◆ **WHAT TO DO**:
Every line below containing the word "label" should be found and copied.

(Records contained in a dataset)
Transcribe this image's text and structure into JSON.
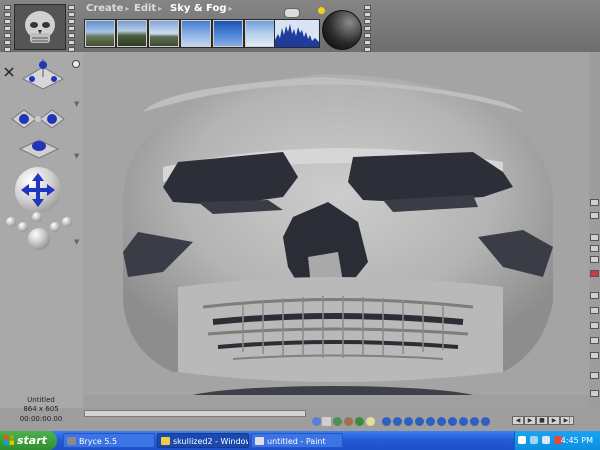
{
  "menu": {
    "create": "Create",
    "edit": "Edit",
    "sky_fog": "Sky & Fog"
  },
  "presets": [
    "sky-preset-1",
    "sky-preset-2",
    "sky-preset-3",
    "sky-preset-4",
    "sky-preset-5",
    "sky-preset-6",
    "sky-preset-7"
  ],
  "document": {
    "title": "Untitled",
    "size": "864 x 605",
    "time": "00:00:00.00"
  },
  "taskbar": {
    "start": "start",
    "tasks": [
      {
        "label": "Bryce 5.5",
        "icon": "bryce-icon",
        "active": false
      },
      {
        "label": "skullized2 - Windows ...",
        "icon": "windows-explorer-icon",
        "active": true
      },
      {
        "label": "untitled - Paint",
        "icon": "paint-icon",
        "active": false
      }
    ],
    "clock": "4:45 PM"
  },
  "colors": {
    "taskbar": "#245edb",
    "start": "#3c9a3c",
    "tray": "#0f98e8",
    "accent_blue": "#2035b8"
  },
  "icons": {
    "skull_nano_preview": "skull-preview-icon",
    "zoom": "zoom-icon",
    "render": "render-sphere-icon"
  }
}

◆ **YOUR RESPONSE**:
        "label": "Bryce 5.5",
        "label": "skullized2 - Windows ...",
        "label": "untitled - Paint",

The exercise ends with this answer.